> Exercise input

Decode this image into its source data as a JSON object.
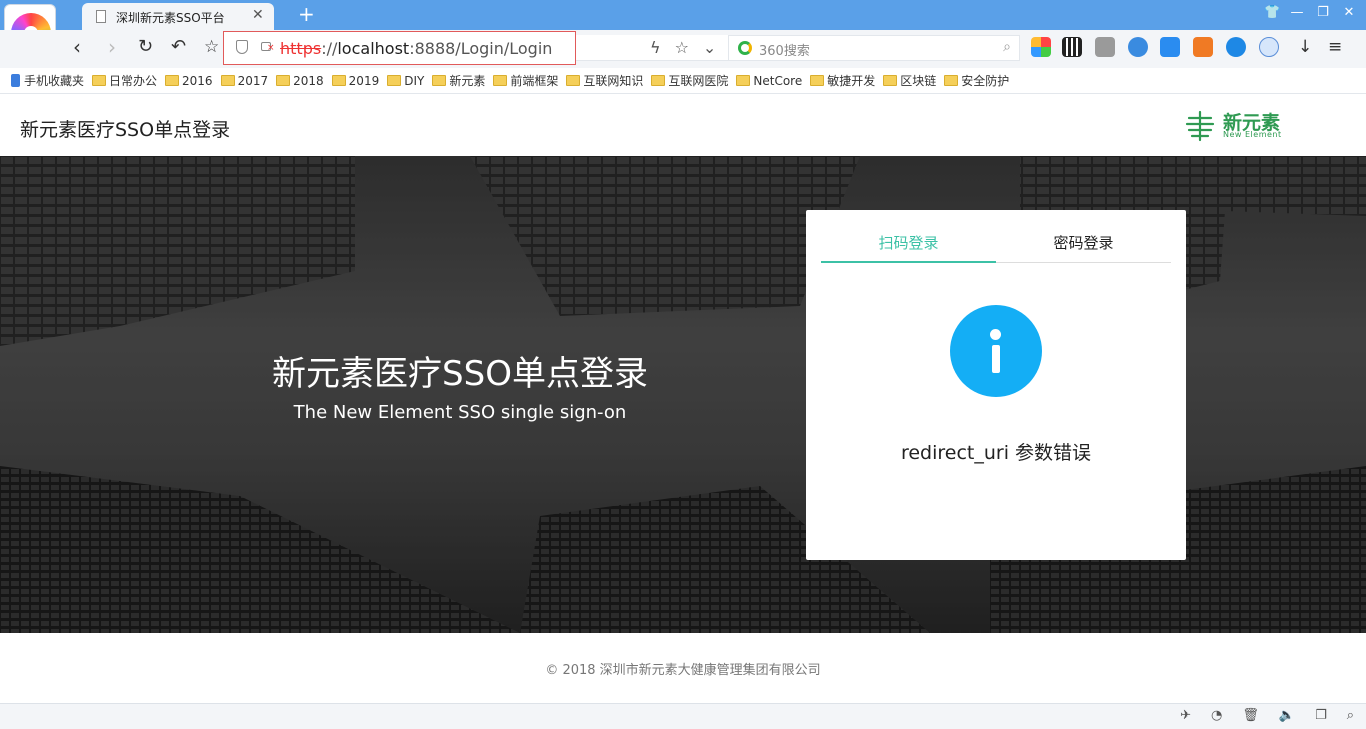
{
  "browser": {
    "tab_title": "深圳新元素SSO平台",
    "tab_close": "✕",
    "new_tab": "+",
    "url_protocol": "https",
    "url_sep": "://",
    "url_host": "localhost",
    "url_rest": ":8888/Login/Login",
    "search_placeholder": "360搜索",
    "window_buttons": [
      "👕",
      "—",
      "❐",
      "✕"
    ]
  },
  "bookmarks": [
    {
      "label": "手机收藏夹",
      "icon": "phone"
    },
    {
      "label": "日常办公",
      "icon": "folder"
    },
    {
      "label": "2016",
      "icon": "folder"
    },
    {
      "label": "2017",
      "icon": "folder"
    },
    {
      "label": "2018",
      "icon": "folder"
    },
    {
      "label": "2019",
      "icon": "folder"
    },
    {
      "label": "DIY",
      "icon": "folder"
    },
    {
      "label": "新元素",
      "icon": "folder"
    },
    {
      "label": "前端框架",
      "icon": "folder"
    },
    {
      "label": "互联网知识",
      "icon": "folder"
    },
    {
      "label": "互联网医院",
      "icon": "folder"
    },
    {
      "label": "NetCore",
      "icon": "folder"
    },
    {
      "label": "敏捷开发",
      "icon": "folder"
    },
    {
      "label": "区块链",
      "icon": "folder"
    },
    {
      "label": "安全防护",
      "icon": "folder"
    }
  ],
  "header": {
    "site_title": "新元素医疗SSO单点登录",
    "brand_cn": "新元素",
    "brand_en": "New Element",
    "brand_color": "#2f9a52"
  },
  "hero": {
    "title": "新元素医疗SSO单点登录",
    "subtitle": "The New Element SSO single sign-on"
  },
  "login": {
    "tab_scan": "扫码登录",
    "tab_password": "密码登录",
    "active_tab": "扫码登录",
    "message": "redirect_uri 参数错误",
    "accent": "#3cc1a6",
    "info_color": "#14aef5"
  },
  "footer": {
    "text": "© 2018   深圳市新元素大健康管理集团有限公司"
  }
}
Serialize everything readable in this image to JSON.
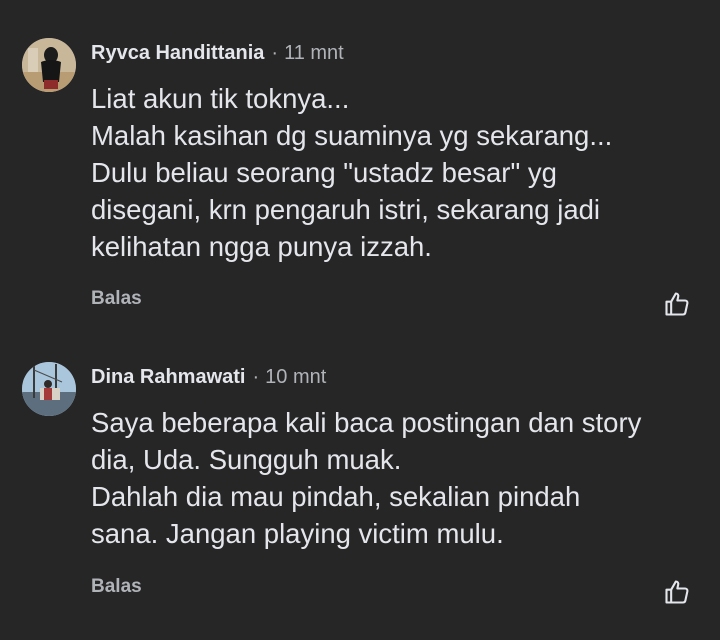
{
  "comments": [
    {
      "author": "Ryvca Handittania",
      "separator": "·",
      "time": "11 mnt",
      "lines": [
        "Liat akun tik toknya...",
        "Malah kasihan dg suaminya yg sekarang...",
        "Dulu beliau seorang \"ustadz besar\" yg",
        "disegani, krn pengaruh istri, sekarang jadi",
        "kelihatan ngga punya izzah."
      ],
      "reply_label": "Balas",
      "like_icon": "thumbs-up-outline-icon"
    },
    {
      "author": "Dina Rahmawati",
      "separator": "·",
      "time": "10 mnt",
      "lines": [
        "Saya beberapa kali baca postingan dan story",
        "dia, Uda. Sungguh muak.",
        "Dahlah dia mau pindah, sekalian pindah",
        "sana. Jangan playing victim mulu."
      ],
      "reply_label": "Balas",
      "like_icon": "thumbs-up-outline-icon"
    }
  ],
  "colors": {
    "background": "#262627",
    "primary_text": "#e4e6eb",
    "secondary_text": "#b0b3b8"
  }
}
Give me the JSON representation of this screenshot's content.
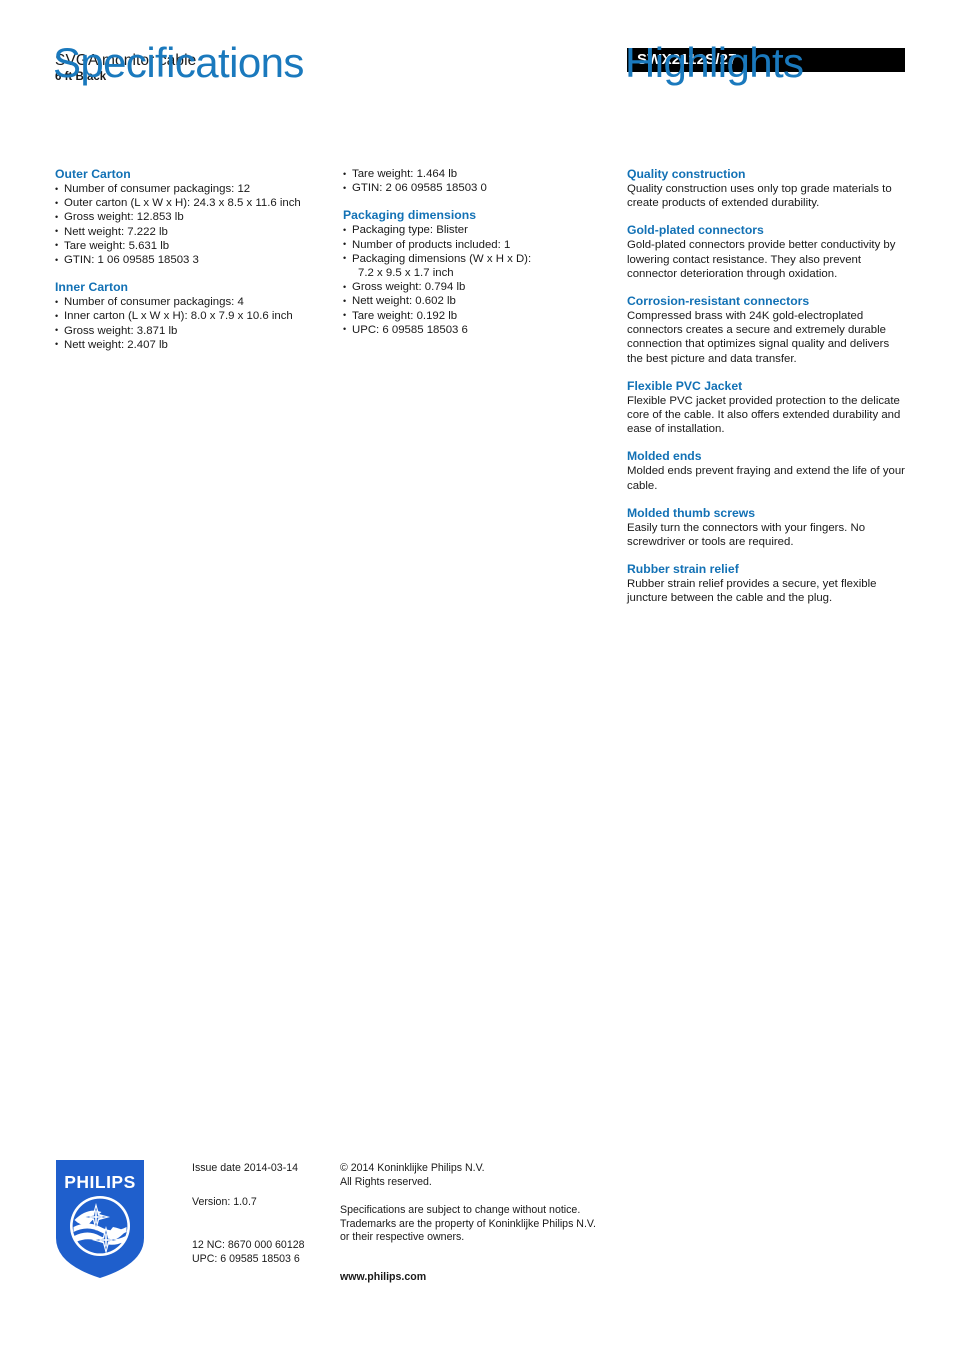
{
  "header": {
    "product_name": "SVGA monitor cable",
    "product_variant": "6 ft Black",
    "product_code": "SWX2112S/27",
    "left_title": "Specifications",
    "right_title": "Highlights"
  },
  "colors": {
    "heading_blue": "#1271b5",
    "title_blue": "#1a79bd",
    "code_bar_bg": "#000000",
    "logo_blue": "#1f5fcc"
  },
  "specifications": {
    "column1": [
      {
        "heading": "Outer Carton",
        "items": [
          "Number of consumer packagings: 12",
          "Outer carton (L x W x H): 24.3 x 8.5 x 11.6 inch",
          "Gross weight: 12.853 lb",
          "Nett weight: 7.222 lb",
          "Tare weight: 5.631 lb",
          "GTIN: 1 06 09585 18503 3"
        ]
      },
      {
        "heading": "Inner Carton",
        "items": [
          "Number of consumer packagings: 4",
          "Inner carton (L x W x H): 8.0 x 7.9 x 10.6 inch",
          "Gross weight: 3.871 lb",
          "Nett weight: 2.407 lb"
        ]
      }
    ],
    "column2": [
      {
        "heading": "",
        "items": [
          "Tare weight: 1.464 lb",
          "GTIN: 2 06 09585 18503 0"
        ]
      },
      {
        "heading": "Packaging dimensions",
        "items": [
          "Packaging type: Blister",
          "Number of products included: 1",
          "Packaging dimensions (W x H x D):",
          "7.2 x 9.5 x 1.7 inch",
          "Gross weight: 0.794 lb",
          "Nett weight: 0.602 lb",
          "Tare weight: 0.192 lb",
          "UPC: 6 09585 18503 6"
        ]
      }
    ]
  },
  "highlights": [
    {
      "title": "Quality construction",
      "body": "Quality construction uses only top grade materials to create products of extended durability."
    },
    {
      "title": "Gold-plated connectors",
      "body": "Gold-plated connectors provide better conductivity by lowering contact resistance. They also prevent connector deterioration through oxidation."
    },
    {
      "title": "Corrosion-resistant connectors",
      "body": "Compressed brass with 24K gold-electroplated connectors creates a secure and extremely durable connection that optimizes signal quality and delivers the best picture and data transfer."
    },
    {
      "title": "Flexible PVC Jacket",
      "body": "Flexible PVC jacket provided protection to the delicate core of the cable. It also offers extended durability and ease of installation."
    },
    {
      "title": "Molded ends",
      "body": "Molded ends prevent fraying and extend the life of your cable."
    },
    {
      "title": "Molded thumb screws",
      "body": "Easily turn the connectors with your fingers. No screwdriver or tools are required."
    },
    {
      "title": "Rubber strain relief",
      "body": "Rubber strain relief provides a secure, yet flexible juncture between the cable and the plug."
    }
  ],
  "footer": {
    "logo_wordmark": "PHILIPS",
    "issue_date": "Issue date 2014-03-14",
    "version": "Version: 1.0.7",
    "nc_code": "12 NC: 8670 000 60128",
    "upc_code": "UPC: 6 09585 18503 6",
    "copyright_line1": "© 2014 Koninklijke Philips N.V.",
    "copyright_line2": "All Rights reserved.",
    "disclaimer_line1": "Specifications are subject to change without notice.",
    "disclaimer_line2": "Trademarks are the property of Koninklijke Philips N.V.",
    "disclaimer_line3": "or their respective owners.",
    "website": "www.philips.com"
  }
}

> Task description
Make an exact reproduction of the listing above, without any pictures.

> Problem solution
Decode this image into its source data as a JSON object.
{
  "browser": {
    "tab_title": "深圳新元素SSO平台",
    "tab_close": "✕",
    "new_tab": "+",
    "url_protocol": "https",
    "url_sep": "://",
    "url_host": "localhost",
    "url_rest": ":8888/Login/Login",
    "search_placeholder": "360搜索",
    "window_buttons": [
      "👕",
      "—",
      "❐",
      "✕"
    ]
  },
  "bookmarks": [
    {
      "label": "手机收藏夹",
      "icon": "phone"
    },
    {
      "label": "日常办公",
      "icon": "folder"
    },
    {
      "label": "2016",
      "icon": "folder"
    },
    {
      "label": "2017",
      "icon": "folder"
    },
    {
      "label": "2018",
      "icon": "folder"
    },
    {
      "label": "2019",
      "icon": "folder"
    },
    {
      "label": "DIY",
      "icon": "folder"
    },
    {
      "label": "新元素",
      "icon": "folder"
    },
    {
      "label": "前端框架",
      "icon": "folder"
    },
    {
      "label": "互联网知识",
      "icon": "folder"
    },
    {
      "label": "互联网医院",
      "icon": "folder"
    },
    {
      "label": "NetCore",
      "icon": "folder"
    },
    {
      "label": "敏捷开发",
      "icon": "folder"
    },
    {
      "label": "区块链",
      "icon": "folder"
    },
    {
      "label": "安全防护",
      "icon": "folder"
    }
  ],
  "header": {
    "site_title": "新元素医疗SSO单点登录",
    "brand_cn": "新元素",
    "brand_en": "New Element",
    "brand_color": "#2f9a52"
  },
  "hero": {
    "title": "新元素医疗SSO单点登录",
    "subtitle": "The New Element SSO single sign-on"
  },
  "login": {
    "tab_scan": "扫码登录",
    "tab_password": "密码登录",
    "active_tab": "扫码登录",
    "message": "redirect_uri 参数错误",
    "accent": "#3cc1a6",
    "info_color": "#14aef5"
  },
  "footer": {
    "text": "© 2018   深圳市新元素大健康管理集团有限公司"
  }
}
Serialize everything readable in this image to JSON.
{
  "comments": [
    {
      "author": "Ryvca Handittania",
      "separator": "·",
      "time": "11 mnt",
      "lines": [
        "Liat akun tik toknya...",
        "Malah kasihan dg suaminya yg sekarang...",
        "Dulu beliau seorang \"ustadz besar\" yg",
        "disegani, krn pengaruh istri, sekarang jadi",
        "kelihatan ngga punya izzah."
      ],
      "reply_label": "Balas",
      "like_icon": "thumbs-up-outline-icon"
    },
    {
      "author": "Dina Rahmawati",
      "separator": "·",
      "time": "10 mnt",
      "lines": [
        "Saya beberapa kali baca postingan dan story",
        "dia, Uda. Sungguh muak.",
        "Dahlah dia mau pindah, sekalian pindah",
        "sana. Jangan playing victim mulu."
      ],
      "reply_label": "Balas",
      "like_icon": "thumbs-up-outline-icon"
    }
  ],
  "colors": {
    "background": "#262627",
    "primary_text": "#e4e6eb",
    "secondary_text": "#b0b3b8"
  }
}
Give me the JSON representation of this screenshot's content.
{
  "header": {
    "product_name": "SVGA monitor cable",
    "product_variant": "6 ft Black",
    "product_code": "SWX2112S/27",
    "left_title": "Specifications",
    "right_title": "Highlights"
  },
  "colors": {
    "heading_blue": "#1271b5",
    "title_blue": "#1a79bd",
    "code_bar_bg": "#000000",
    "logo_blue": "#1f5fcc"
  },
  "specifications": {
    "column1": [
      {
        "heading": "Outer Carton",
        "items": [
          "Number of consumer packagings: 12",
          "Outer carton (L x W x H): 24.3 x 8.5 x 11.6 inch",
          "Gross weight: 12.853 lb",
          "Nett weight: 7.222 lb",
          "Tare weight: 5.631 lb",
          "GTIN: 1 06 09585 18503 3"
        ]
      },
      {
        "heading": "Inner Carton",
        "items": [
          "Number of consumer packagings: 4",
          "Inner carton (L x W x H): 8.0 x 7.9 x 10.6 inch",
          "Gross weight: 3.871 lb",
          "Nett weight: 2.407 lb"
        ]
      }
    ],
    "column2": [
      {
        "heading": "",
        "items": [
          "Tare weight: 1.464 lb",
          "GTIN: 2 06 09585 18503 0"
        ]
      },
      {
        "heading": "Packaging dimensions",
        "items": [
          "Packaging type: Blister",
          "Number of products included: 1",
          "Packaging dimensions (W x H x D):",
          "7.2 x 9.5 x 1.7 inch",
          "Gross weight: 0.794 lb",
          "Nett weight: 0.602 lb",
          "Tare weight: 0.192 lb",
          "UPC: 6 09585 18503 6"
        ]
      }
    ]
  },
  "highlights": [
    {
      "title": "Quality construction",
      "body": "Quality construction uses only top grade materials to create products of extended durability."
    },
    {
      "title": "Gold-plated connectors",
      "body": "Gold-plated connectors provide better conductivity by lowering contact resistance. They also prevent connector deterioration through oxidation."
    },
    {
      "title": "Corrosion-resistant connectors",
      "body": "Compressed brass with 24K gold-electroplated connectors creates a secure and extremely durable connection that optimizes signal quality and delivers the best picture and data transfer."
    },
    {
      "title": "Flexible PVC Jacket",
      "body": "Flexible PVC jacket provided protection to the delicate core of the cable. It also offers extended durability and ease of installation."
    },
    {
      "title": "Molded ends",
      "body": "Molded ends prevent fraying and extend the life of your cable."
    },
    {
      "title": "Molded thumb screws",
      "body": "Easily turn the connectors with your fingers. No screwdriver or tools are required."
    },
    {
      "title": "Rubber strain relief",
      "body": "Rubber strain relief provides a secure, yet flexible juncture between the cable and the plug."
    }
  ],
  "footer": {
    "logo_wordmark": "PHILIPS",
    "issue_date": "Issue date 2014-03-14",
    "version": "Version: 1.0.7",
    "nc_code": "12 NC: 8670 000 60128",
    "upc_code": "UPC: 6 09585 18503 6",
    "copyright_line1": "© 2014 Koninklijke Philips N.V.",
    "copyright_line2": "All Rights reserved.",
    "disclaimer_line1": "Specifications are subject to change without notice.",
    "disclaimer_line2": "Trademarks are the property of Koninklijke Philips N.V.",
    "disclaimer_line3": "or their respective owners.",
    "website": "www.philips.com"
  }
}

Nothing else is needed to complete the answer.